A civil war between North and South Korea, but the conflict soon became international when the United States joined to support South Korea and China entered to aid North Korea.
Korea became divided as the war ended with militarized North Korea and U.S. led South Korea
President Harry S. Truman relieved General Douglas MacArthur of command of the U.S. forces in Korea which set off a brief uproar among the American public
Federal Bureau of Investigation arrested Julius Rosenberg r who had worked for the U.S. army signal corps, and his wife Ethel for conspiracy to transmit classified military information to the Soviet Union.
The Rosenbergs were found guilty and received the death sentence
The Vietnam War was a Cold War-era military conflict that occurred in Vietnam, Laos, and Cambodia and involved the U.S. from 1 November 1955 to the fall of Saigon on 30 April 1975
CIA pilot Francis Gary Powers had been on a top secret mission: to over fly and photograph denied territory from his U2 spy plane deep inside Russia
The CIA had used obsolete World War II B-26 bombers, and painted them to look like Cuban air force planes. The bombers missed many of their targets and left most of Castro’s air force intact. As news broke of the attack, photos of the repainted U.S. planes became public and revealed American support for the invasion. President Kennedy cancelled a second air strike.
Berlin Wall (German: Berliner Mauer) was a barrier constructed by the German Democratic Republic (GDR, East Germany) starting on 13 August 1961, that completely cut off (by land) West Berlin from surrounding East Germany and from East Berlin
After many long and difficult meetings, Kennedy decided to place a naval blockade, or a ring of ships, around Cuba. The aim of this “quarantine,” as he called it, was to prevent the Soviets from bringing in more military supplies. He demanded the removal of the missiles already there and the destruction of the sites. On October 22, President Kennedy spoke to the nation about the crisis in a televised address.
a joint resolution that the United States Congress passed on August 7, 1964, in response to the Gulf of Tonkin Incident.

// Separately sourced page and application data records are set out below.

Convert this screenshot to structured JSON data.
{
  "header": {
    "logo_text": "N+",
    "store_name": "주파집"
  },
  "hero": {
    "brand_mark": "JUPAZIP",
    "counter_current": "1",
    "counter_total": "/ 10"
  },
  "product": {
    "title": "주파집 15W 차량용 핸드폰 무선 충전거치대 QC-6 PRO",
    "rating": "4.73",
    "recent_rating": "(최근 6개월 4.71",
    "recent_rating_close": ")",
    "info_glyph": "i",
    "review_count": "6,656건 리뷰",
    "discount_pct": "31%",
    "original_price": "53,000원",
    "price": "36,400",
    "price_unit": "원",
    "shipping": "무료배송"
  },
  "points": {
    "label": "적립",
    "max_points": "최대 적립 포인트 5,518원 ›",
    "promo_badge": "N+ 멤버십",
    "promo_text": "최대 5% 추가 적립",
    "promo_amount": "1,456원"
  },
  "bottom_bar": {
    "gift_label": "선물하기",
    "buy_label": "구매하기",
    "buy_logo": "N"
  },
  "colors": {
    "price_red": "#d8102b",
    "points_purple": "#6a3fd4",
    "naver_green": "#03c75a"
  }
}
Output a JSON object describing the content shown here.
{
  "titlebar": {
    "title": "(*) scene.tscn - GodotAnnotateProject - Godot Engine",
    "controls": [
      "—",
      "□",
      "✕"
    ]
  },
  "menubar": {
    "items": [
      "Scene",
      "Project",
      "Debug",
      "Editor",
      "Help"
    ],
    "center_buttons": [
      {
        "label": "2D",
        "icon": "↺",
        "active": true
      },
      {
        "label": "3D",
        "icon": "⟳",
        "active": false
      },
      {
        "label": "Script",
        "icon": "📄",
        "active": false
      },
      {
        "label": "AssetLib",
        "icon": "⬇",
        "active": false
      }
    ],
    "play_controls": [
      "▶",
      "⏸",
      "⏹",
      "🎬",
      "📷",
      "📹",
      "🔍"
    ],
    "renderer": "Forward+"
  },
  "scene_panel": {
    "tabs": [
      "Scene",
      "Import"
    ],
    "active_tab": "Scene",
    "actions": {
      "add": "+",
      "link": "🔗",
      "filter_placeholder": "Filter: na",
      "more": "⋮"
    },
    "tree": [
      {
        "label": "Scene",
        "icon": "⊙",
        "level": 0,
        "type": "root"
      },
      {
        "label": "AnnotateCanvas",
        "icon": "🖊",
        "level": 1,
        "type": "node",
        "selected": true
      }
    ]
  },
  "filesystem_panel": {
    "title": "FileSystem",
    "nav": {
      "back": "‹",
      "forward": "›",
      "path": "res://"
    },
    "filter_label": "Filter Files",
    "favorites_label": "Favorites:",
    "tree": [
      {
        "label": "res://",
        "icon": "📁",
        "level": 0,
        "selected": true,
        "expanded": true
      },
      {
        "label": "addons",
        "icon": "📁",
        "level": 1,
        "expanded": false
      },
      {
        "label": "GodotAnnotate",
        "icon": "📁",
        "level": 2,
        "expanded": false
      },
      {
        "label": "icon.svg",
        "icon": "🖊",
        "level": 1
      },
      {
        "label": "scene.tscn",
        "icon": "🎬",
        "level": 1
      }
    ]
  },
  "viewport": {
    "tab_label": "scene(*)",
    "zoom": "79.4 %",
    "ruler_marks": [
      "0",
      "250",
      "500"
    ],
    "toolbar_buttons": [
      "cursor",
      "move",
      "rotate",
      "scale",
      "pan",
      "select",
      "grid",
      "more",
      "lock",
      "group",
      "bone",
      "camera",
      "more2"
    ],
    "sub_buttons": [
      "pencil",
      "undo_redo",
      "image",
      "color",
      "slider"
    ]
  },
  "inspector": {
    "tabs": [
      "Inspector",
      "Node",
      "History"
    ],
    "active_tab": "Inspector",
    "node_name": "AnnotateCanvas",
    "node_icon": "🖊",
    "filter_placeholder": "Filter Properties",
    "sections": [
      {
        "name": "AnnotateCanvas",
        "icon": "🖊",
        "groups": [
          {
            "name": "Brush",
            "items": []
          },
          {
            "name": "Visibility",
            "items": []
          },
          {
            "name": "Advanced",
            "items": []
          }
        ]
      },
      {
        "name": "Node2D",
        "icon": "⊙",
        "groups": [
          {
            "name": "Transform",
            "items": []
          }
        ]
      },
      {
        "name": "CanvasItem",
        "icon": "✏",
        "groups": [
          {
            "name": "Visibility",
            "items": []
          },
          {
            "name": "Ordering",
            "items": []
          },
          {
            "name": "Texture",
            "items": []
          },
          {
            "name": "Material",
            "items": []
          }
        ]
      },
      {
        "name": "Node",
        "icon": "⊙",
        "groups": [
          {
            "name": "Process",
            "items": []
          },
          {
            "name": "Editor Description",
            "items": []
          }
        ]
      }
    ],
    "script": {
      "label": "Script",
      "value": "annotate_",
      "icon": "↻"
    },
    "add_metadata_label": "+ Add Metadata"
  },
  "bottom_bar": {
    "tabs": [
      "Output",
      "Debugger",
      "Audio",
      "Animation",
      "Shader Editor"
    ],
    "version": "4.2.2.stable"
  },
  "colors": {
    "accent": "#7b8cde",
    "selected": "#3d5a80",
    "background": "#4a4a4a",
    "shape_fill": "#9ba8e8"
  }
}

A military stance which gradually increased U.S. troops in the U.S.
a military campaign during the Vietnam War that was launched on January 30, 1968 by forces of the Viet Cong and North Vietnam against South Vietnam, the United States, and their allies
The term used to describe the withdrawal of U.S. troops from Vietnam
Treaty between the United States and Soviet Union, Strategic Arms Limitation Talks
On March 23, 1983, President Reagan proposed the creation of the Strategic Defense Initiative (SDI), an ambitious project that would construct a space-based anti-missile system that would protect the U.S. against a Soviet Attack
Served as General Secretary of the Communist Party of the Soviet Union from 1985 until 1991, and as the first president of the Soviet Union from 1988 until its dissolution in 1991
a policy enacted by Gorbachev in the soviet union that said the government needed to be more transparent and cooperative
a reform bill by Gorbachev of the communist party which led to reforms in the Soviet Union
Riot in china against the government, China used the army to put down the riots and killed protesters
The 1989 revolutionary wave swept across Central and Eastern Europe peacefully overthrew all the Soviet-style communist states: East Germany, Poland, Hungary, Czechoslovakia and Bulgaria, Romania was the only Eastern-bloc country to topple its communist regime violently and execute its head of state.